▶ [What the exercise asks]:
Since the pictures are not wanted, copy only the text of every record exactly.
--- Task material ---
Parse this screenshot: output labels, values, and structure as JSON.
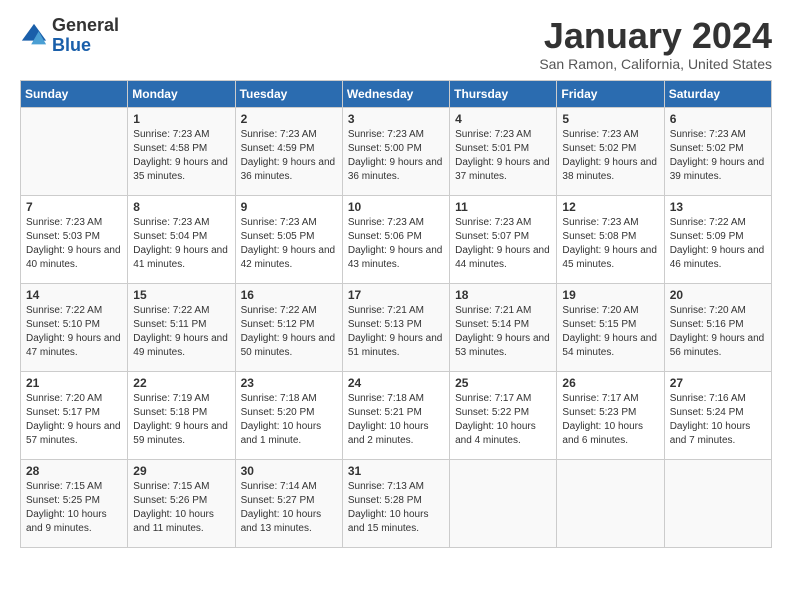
{
  "logo": {
    "general": "General",
    "blue": "Blue"
  },
  "header": {
    "title": "January 2024",
    "location": "San Ramon, California, United States"
  },
  "days_of_week": [
    "Sunday",
    "Monday",
    "Tuesday",
    "Wednesday",
    "Thursday",
    "Friday",
    "Saturday"
  ],
  "weeks": [
    [
      {
        "day": "",
        "sunrise": "",
        "sunset": "",
        "daylight": ""
      },
      {
        "day": "1",
        "sunrise": "Sunrise: 7:23 AM",
        "sunset": "Sunset: 4:58 PM",
        "daylight": "Daylight: 9 hours and 35 minutes."
      },
      {
        "day": "2",
        "sunrise": "Sunrise: 7:23 AM",
        "sunset": "Sunset: 4:59 PM",
        "daylight": "Daylight: 9 hours and 36 minutes."
      },
      {
        "day": "3",
        "sunrise": "Sunrise: 7:23 AM",
        "sunset": "Sunset: 5:00 PM",
        "daylight": "Daylight: 9 hours and 36 minutes."
      },
      {
        "day": "4",
        "sunrise": "Sunrise: 7:23 AM",
        "sunset": "Sunset: 5:01 PM",
        "daylight": "Daylight: 9 hours and 37 minutes."
      },
      {
        "day": "5",
        "sunrise": "Sunrise: 7:23 AM",
        "sunset": "Sunset: 5:02 PM",
        "daylight": "Daylight: 9 hours and 38 minutes."
      },
      {
        "day": "6",
        "sunrise": "Sunrise: 7:23 AM",
        "sunset": "Sunset: 5:02 PM",
        "daylight": "Daylight: 9 hours and 39 minutes."
      }
    ],
    [
      {
        "day": "7",
        "sunrise": "Sunrise: 7:23 AM",
        "sunset": "Sunset: 5:03 PM",
        "daylight": "Daylight: 9 hours and 40 minutes."
      },
      {
        "day": "8",
        "sunrise": "Sunrise: 7:23 AM",
        "sunset": "Sunset: 5:04 PM",
        "daylight": "Daylight: 9 hours and 41 minutes."
      },
      {
        "day": "9",
        "sunrise": "Sunrise: 7:23 AM",
        "sunset": "Sunset: 5:05 PM",
        "daylight": "Daylight: 9 hours and 42 minutes."
      },
      {
        "day": "10",
        "sunrise": "Sunrise: 7:23 AM",
        "sunset": "Sunset: 5:06 PM",
        "daylight": "Daylight: 9 hours and 43 minutes."
      },
      {
        "day": "11",
        "sunrise": "Sunrise: 7:23 AM",
        "sunset": "Sunset: 5:07 PM",
        "daylight": "Daylight: 9 hours and 44 minutes."
      },
      {
        "day": "12",
        "sunrise": "Sunrise: 7:23 AM",
        "sunset": "Sunset: 5:08 PM",
        "daylight": "Daylight: 9 hours and 45 minutes."
      },
      {
        "day": "13",
        "sunrise": "Sunrise: 7:22 AM",
        "sunset": "Sunset: 5:09 PM",
        "daylight": "Daylight: 9 hours and 46 minutes."
      }
    ],
    [
      {
        "day": "14",
        "sunrise": "Sunrise: 7:22 AM",
        "sunset": "Sunset: 5:10 PM",
        "daylight": "Daylight: 9 hours and 47 minutes."
      },
      {
        "day": "15",
        "sunrise": "Sunrise: 7:22 AM",
        "sunset": "Sunset: 5:11 PM",
        "daylight": "Daylight: 9 hours and 49 minutes."
      },
      {
        "day": "16",
        "sunrise": "Sunrise: 7:22 AM",
        "sunset": "Sunset: 5:12 PM",
        "daylight": "Daylight: 9 hours and 50 minutes."
      },
      {
        "day": "17",
        "sunrise": "Sunrise: 7:21 AM",
        "sunset": "Sunset: 5:13 PM",
        "daylight": "Daylight: 9 hours and 51 minutes."
      },
      {
        "day": "18",
        "sunrise": "Sunrise: 7:21 AM",
        "sunset": "Sunset: 5:14 PM",
        "daylight": "Daylight: 9 hours and 53 minutes."
      },
      {
        "day": "19",
        "sunrise": "Sunrise: 7:20 AM",
        "sunset": "Sunset: 5:15 PM",
        "daylight": "Daylight: 9 hours and 54 minutes."
      },
      {
        "day": "20",
        "sunrise": "Sunrise: 7:20 AM",
        "sunset": "Sunset: 5:16 PM",
        "daylight": "Daylight: 9 hours and 56 minutes."
      }
    ],
    [
      {
        "day": "21",
        "sunrise": "Sunrise: 7:20 AM",
        "sunset": "Sunset: 5:17 PM",
        "daylight": "Daylight: 9 hours and 57 minutes."
      },
      {
        "day": "22",
        "sunrise": "Sunrise: 7:19 AM",
        "sunset": "Sunset: 5:18 PM",
        "daylight": "Daylight: 9 hours and 59 minutes."
      },
      {
        "day": "23",
        "sunrise": "Sunrise: 7:18 AM",
        "sunset": "Sunset: 5:20 PM",
        "daylight": "Daylight: 10 hours and 1 minute."
      },
      {
        "day": "24",
        "sunrise": "Sunrise: 7:18 AM",
        "sunset": "Sunset: 5:21 PM",
        "daylight": "Daylight: 10 hours and 2 minutes."
      },
      {
        "day": "25",
        "sunrise": "Sunrise: 7:17 AM",
        "sunset": "Sunset: 5:22 PM",
        "daylight": "Daylight: 10 hours and 4 minutes."
      },
      {
        "day": "26",
        "sunrise": "Sunrise: 7:17 AM",
        "sunset": "Sunset: 5:23 PM",
        "daylight": "Daylight: 10 hours and 6 minutes."
      },
      {
        "day": "27",
        "sunrise": "Sunrise: 7:16 AM",
        "sunset": "Sunset: 5:24 PM",
        "daylight": "Daylight: 10 hours and 7 minutes."
      }
    ],
    [
      {
        "day": "28",
        "sunrise": "Sunrise: 7:15 AM",
        "sunset": "Sunset: 5:25 PM",
        "daylight": "Daylight: 10 hours and 9 minutes."
      },
      {
        "day": "29",
        "sunrise": "Sunrise: 7:15 AM",
        "sunset": "Sunset: 5:26 PM",
        "daylight": "Daylight: 10 hours and 11 minutes."
      },
      {
        "day": "30",
        "sunrise": "Sunrise: 7:14 AM",
        "sunset": "Sunset: 5:27 PM",
        "daylight": "Daylight: 10 hours and 13 minutes."
      },
      {
        "day": "31",
        "sunrise": "Sunrise: 7:13 AM",
        "sunset": "Sunset: 5:28 PM",
        "daylight": "Daylight: 10 hours and 15 minutes."
      },
      {
        "day": "",
        "sunrise": "",
        "sunset": "",
        "daylight": ""
      },
      {
        "day": "",
        "sunrise": "",
        "sunset": "",
        "daylight": ""
      },
      {
        "day": "",
        "sunrise": "",
        "sunset": "",
        "daylight": ""
      }
    ]
  ]
}
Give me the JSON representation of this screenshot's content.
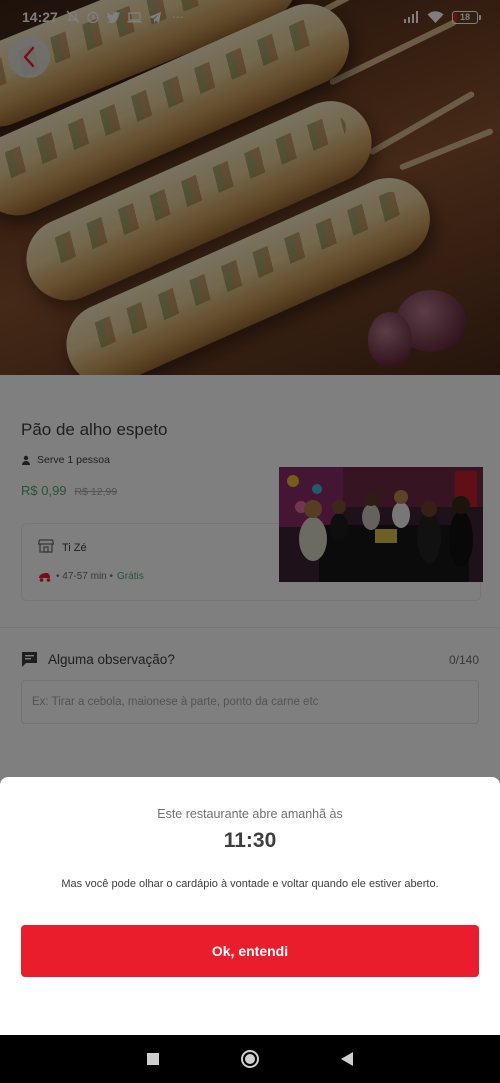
{
  "status_bar": {
    "time": "14:27",
    "battery": "18",
    "icons": [
      "mute-icon",
      "alarm-icon",
      "twitter-icon",
      "laptop-icon",
      "telegram-icon",
      "more-icon",
      "signal-icon",
      "wifi-icon",
      "battery-icon"
    ],
    "more": "⋯"
  },
  "product": {
    "name": "Pão de alho espeto",
    "serves": "Serve 1 pessoa",
    "price": "R$ 0,99",
    "old_price": "R$ 12,99"
  },
  "store": {
    "name": "Ti Zé",
    "delivery_time": "• 47-57 min •",
    "delivery_fee": "Grátis"
  },
  "observation": {
    "label": "Alguma observação?",
    "counter": "0/140",
    "placeholder": "Ex: Tirar a cebola, maionese à parte, ponto da carne etc"
  },
  "closed_sheet": {
    "message": "Este restaurante abre amanhã às",
    "opening_time": "11:30",
    "subtext": "Mas você pode olhar o cardápio à vontade e voltar quando ele estiver aberto.",
    "button_label": "Ok, entendi"
  },
  "colors": {
    "brand_red": "#ea1d2c",
    "price_green": "#50a773"
  }
}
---
▶ [Task result]:
Parse this screenshot: output labels, values, and structure as JSON.
{
  "logo": {
    "general": "General",
    "blue": "Blue"
  },
  "header": {
    "title": "January 2024",
    "location": "San Ramon, California, United States"
  },
  "days_of_week": [
    "Sunday",
    "Monday",
    "Tuesday",
    "Wednesday",
    "Thursday",
    "Friday",
    "Saturday"
  ],
  "weeks": [
    [
      {
        "day": "",
        "sunrise": "",
        "sunset": "",
        "daylight": ""
      },
      {
        "day": "1",
        "sunrise": "Sunrise: 7:23 AM",
        "sunset": "Sunset: 4:58 PM",
        "daylight": "Daylight: 9 hours and 35 minutes."
      },
      {
        "day": "2",
        "sunrise": "Sunrise: 7:23 AM",
        "sunset": "Sunset: 4:59 PM",
        "daylight": "Daylight: 9 hours and 36 minutes."
      },
      {
        "day": "3",
        "sunrise": "Sunrise: 7:23 AM",
        "sunset": "Sunset: 5:00 PM",
        "daylight": "Daylight: 9 hours and 36 minutes."
      },
      {
        "day": "4",
        "sunrise": "Sunrise: 7:23 AM",
        "sunset": "Sunset: 5:01 PM",
        "daylight": "Daylight: 9 hours and 37 minutes."
      },
      {
        "day": "5",
        "sunrise": "Sunrise: 7:23 AM",
        "sunset": "Sunset: 5:02 PM",
        "daylight": "Daylight: 9 hours and 38 minutes."
      },
      {
        "day": "6",
        "sunrise": "Sunrise: 7:23 AM",
        "sunset": "Sunset: 5:02 PM",
        "daylight": "Daylight: 9 hours and 39 minutes."
      }
    ],
    [
      {
        "day": "7",
        "sunrise": "Sunrise: 7:23 AM",
        "sunset": "Sunset: 5:03 PM",
        "daylight": "Daylight: 9 hours and 40 minutes."
      },
      {
        "day": "8",
        "sunrise": "Sunrise: 7:23 AM",
        "sunset": "Sunset: 5:04 PM",
        "daylight": "Daylight: 9 hours and 41 minutes."
      },
      {
        "day": "9",
        "sunrise": "Sunrise: 7:23 AM",
        "sunset": "Sunset: 5:05 PM",
        "daylight": "Daylight: 9 hours and 42 minutes."
      },
      {
        "day": "10",
        "sunrise": "Sunrise: 7:23 AM",
        "sunset": "Sunset: 5:06 PM",
        "daylight": "Daylight: 9 hours and 43 minutes."
      },
      {
        "day": "11",
        "sunrise": "Sunrise: 7:23 AM",
        "sunset": "Sunset: 5:07 PM",
        "daylight": "Daylight: 9 hours and 44 minutes."
      },
      {
        "day": "12",
        "sunrise": "Sunrise: 7:23 AM",
        "sunset": "Sunset: 5:08 PM",
        "daylight": "Daylight: 9 hours and 45 minutes."
      },
      {
        "day": "13",
        "sunrise": "Sunrise: 7:22 AM",
        "sunset": "Sunset: 5:09 PM",
        "daylight": "Daylight: 9 hours and 46 minutes."
      }
    ],
    [
      {
        "day": "14",
        "sunrise": "Sunrise: 7:22 AM",
        "sunset": "Sunset: 5:10 PM",
        "daylight": "Daylight: 9 hours and 47 minutes."
      },
      {
        "day": "15",
        "sunrise": "Sunrise: 7:22 AM",
        "sunset": "Sunset: 5:11 PM",
        "daylight": "Daylight: 9 hours and 49 minutes."
      },
      {
        "day": "16",
        "sunrise": "Sunrise: 7:22 AM",
        "sunset": "Sunset: 5:12 PM",
        "daylight": "Daylight: 9 hours and 50 minutes."
      },
      {
        "day": "17",
        "sunrise": "Sunrise: 7:21 AM",
        "sunset": "Sunset: 5:13 PM",
        "daylight": "Daylight: 9 hours and 51 minutes."
      },
      {
        "day": "18",
        "sunrise": "Sunrise: 7:21 AM",
        "sunset": "Sunset: 5:14 PM",
        "daylight": "Daylight: 9 hours and 53 minutes."
      },
      {
        "day": "19",
        "sunrise": "Sunrise: 7:20 AM",
        "sunset": "Sunset: 5:15 PM",
        "daylight": "Daylight: 9 hours and 54 minutes."
      },
      {
        "day": "20",
        "sunrise": "Sunrise: 7:20 AM",
        "sunset": "Sunset: 5:16 PM",
        "daylight": "Daylight: 9 hours and 56 minutes."
      }
    ],
    [
      {
        "day": "21",
        "sunrise": "Sunrise: 7:20 AM",
        "sunset": "Sunset: 5:17 PM",
        "daylight": "Daylight: 9 hours and 57 minutes."
      },
      {
        "day": "22",
        "sunrise": "Sunrise: 7:19 AM",
        "sunset": "Sunset: 5:18 PM",
        "daylight": "Daylight: 9 hours and 59 minutes."
      },
      {
        "day": "23",
        "sunrise": "Sunrise: 7:18 AM",
        "sunset": "Sunset: 5:20 PM",
        "daylight": "Daylight: 10 hours and 1 minute."
      },
      {
        "day": "24",
        "sunrise": "Sunrise: 7:18 AM",
        "sunset": "Sunset: 5:21 PM",
        "daylight": "Daylight: 10 hours and 2 minutes."
      },
      {
        "day": "25",
        "sunrise": "Sunrise: 7:17 AM",
        "sunset": "Sunset: 5:22 PM",
        "daylight": "Daylight: 10 hours and 4 minutes."
      },
      {
        "day": "26",
        "sunrise": "Sunrise: 7:17 AM",
        "sunset": "Sunset: 5:23 PM",
        "daylight": "Daylight: 10 hours and 6 minutes."
      },
      {
        "day": "27",
        "sunrise": "Sunrise: 7:16 AM",
        "sunset": "Sunset: 5:24 PM",
        "daylight": "Daylight: 10 hours and 7 minutes."
      }
    ],
    [
      {
        "day": "28",
        "sunrise": "Sunrise: 7:15 AM",
        "sunset": "Sunset: 5:25 PM",
        "daylight": "Daylight: 10 hours and 9 minutes."
      },
      {
        "day": "29",
        "sunrise": "Sunrise: 7:15 AM",
        "sunset": "Sunset: 5:26 PM",
        "daylight": "Daylight: 10 hours and 11 minutes."
      },
      {
        "day": "30",
        "sunrise": "Sunrise: 7:14 AM",
        "sunset": "Sunset: 5:27 PM",
        "daylight": "Daylight: 10 hours and 13 minutes."
      },
      {
        "day": "31",
        "sunrise": "Sunrise: 7:13 AM",
        "sunset": "Sunset: 5:28 PM",
        "daylight": "Daylight: 10 hours and 15 minutes."
      },
      {
        "day": "",
        "sunrise": "",
        "sunset": "",
        "daylight": ""
      },
      {
        "day": "",
        "sunrise": "",
        "sunset": "",
        "daylight": ""
      },
      {
        "day": "",
        "sunrise": "",
        "sunset": "",
        "daylight": ""
      }
    ]
  ]
}
Give me the JSON representation of this screenshot's content.
{
  "status_bar": {
    "time": "14:27",
    "battery": "18",
    "icons": [
      "mute-icon",
      "alarm-icon",
      "twitter-icon",
      "laptop-icon",
      "telegram-icon",
      "more-icon",
      "signal-icon",
      "wifi-icon",
      "battery-icon"
    ],
    "more": "⋯"
  },
  "product": {
    "name": "Pão de alho espeto",
    "serves": "Serve 1 pessoa",
    "price": "R$ 0,99",
    "old_price": "R$ 12,99"
  },
  "store": {
    "name": "Ti Zé",
    "delivery_time": "• 47-57 min •",
    "delivery_fee": "Grátis"
  },
  "observation": {
    "label": "Alguma observação?",
    "counter": "0/140",
    "placeholder": "Ex: Tirar a cebola, maionese à parte, ponto da carne etc"
  },
  "closed_sheet": {
    "message": "Este restaurante abre amanhã às",
    "opening_time": "11:30",
    "subtext": "Mas você pode olhar o cardápio à vontade e voltar quando ele estiver aberto.",
    "button_label": "Ok, entendi"
  },
  "colors": {
    "brand_red": "#ea1d2c",
    "price_green": "#50a773"
  }
}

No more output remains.